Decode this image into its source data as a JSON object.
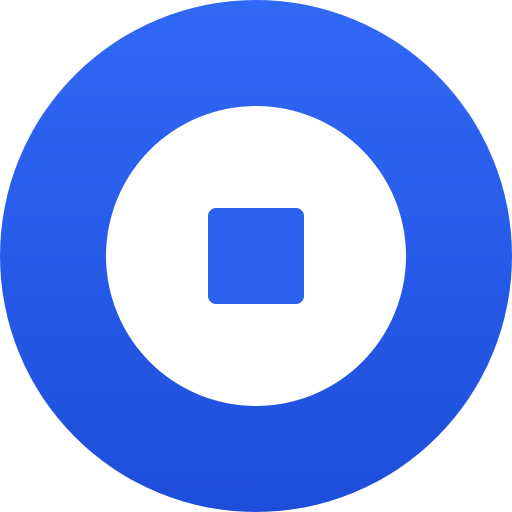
{
  "icon": {
    "name": "stop-button-icon",
    "colors": {
      "gradient_top": "#3168F5",
      "gradient_bottom": "#1E4DDB",
      "inner_ring": "#FFFFFF",
      "stop_square": "#2D62EE"
    }
  }
}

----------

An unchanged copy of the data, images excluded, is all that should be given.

Finished task:
Decode this image into its source data as a JSON object.
{
  "icon": {
    "name": "stop-button-icon",
    "colors": {
      "gradient_top": "#3168F5",
      "gradient_bottom": "#1E4DDB",
      "inner_ring": "#FFFFFF",
      "stop_square": "#2D62EE"
    }
  }
}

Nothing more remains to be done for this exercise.